Shoot the sky
6 months ago in Ko Samui I had a rather abortive attempt at photographing the night sky; a complete failure mainly due to leaving the attempts too late in our trip and having to face the problem of light pollution and an almost full moon in the only dark area I could find to place the camera.
The other major problem was my lack of understanding about the few simple rules that are essential when taking photos at night.
So the last few days of our trip to South Africa had us staying in the Western Cape outside of Citrusdal on a farm where light pollution wasn’t a problem as we really were in the middle of nowhere and at night you couldn’t see any light from Citrusdal (population 5,000) as it was 6km away and the other side of a mountain. These are the surroundings of the farm and show the regrowth of the vegetation after a fire last year raged for 5 days across the whole Citrusdal region.

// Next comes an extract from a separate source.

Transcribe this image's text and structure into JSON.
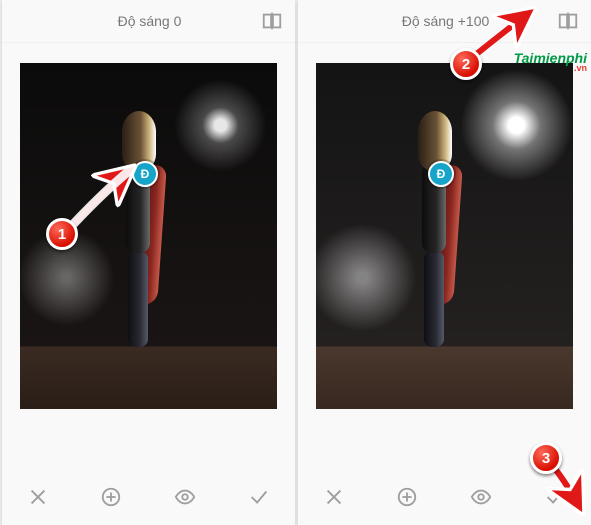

So what are the basic rules for taking pictures of the night sky? I guess they are different for different skies and effects – but if you want to capture the stars and nebulas behind them in sharp pin point clarity – then there are a few rules.
The first to take note of is the rule of 600.
For this you divide 600 by the length of your lens in millimeters and this will give you the maximum exposure you can use without the stars moving.
Obviously the wider the lens the longer the exposure and the more light you get in your image.
(This 600 rule is for 35mm film and so I assume you will need to use different numbers for different formats).
For me this meant 600 / 24mm = 25 seconds maximum exposure.
The next step is to open the aperture to the maximum and so I used 2.8 on this lens.
And finally, use the fastest film that you can – and it was here that a complete lack of forward planning let me down again, as the fastest film I had was ISO 400 and there was no way I was going to be buying a fast film in Citrusdal.
I didn’t want to push the film (Portra 400) as the increase in grain would take away the sharpness of the stars I hoped to capture.
These are a couple of what turned out to be okish but definitely not great photos of the sky around us where I was trying to get the maximum 25 seconds out of the exposure by counting in my head (not very accurate I know).
The moon was half full and over behind me leaving the view I was taking in complete blackness. I assume the light on the leaves on the tree are reflected light from the moon.
The light in the bottom half of the image looks like light pollution but there is seriously nothing but mountains in this direction for many miles, so i am not sure why this came up.
The exposures were too long with my counting not being as exact as you need to be if you don’t want the stars to move in the image.
I should also admit that i wasn’t traveling with a tripod and so these were taken with a gorilla pod and a cable release on a Nikon FE – with me lying on the dirt to look through a view finder that just looked completely black…hence the poor framing.
What was most amazing about the results was that as I sat there in the dark, counting in my head to 25, I could only see 10 or 20 stars in total and I assumed the photos where going to be quite empty. I definitely couldn’t see any of the clouds of stars that appear in the image.
Even though the images are not massively sharp or well framed – they make me want to take these lessons and some really fast film to a remote area and do much more night sky photography. The next time I am going to be better prepared with a tripod and also having checked the night sky using Stellarium (a great free program for checking the sky where ever you are). I used the program for these shots and so knew I wasn’t going to get the Milky Way into these shots but that is something I am looking to get onto some shots in future night time trips.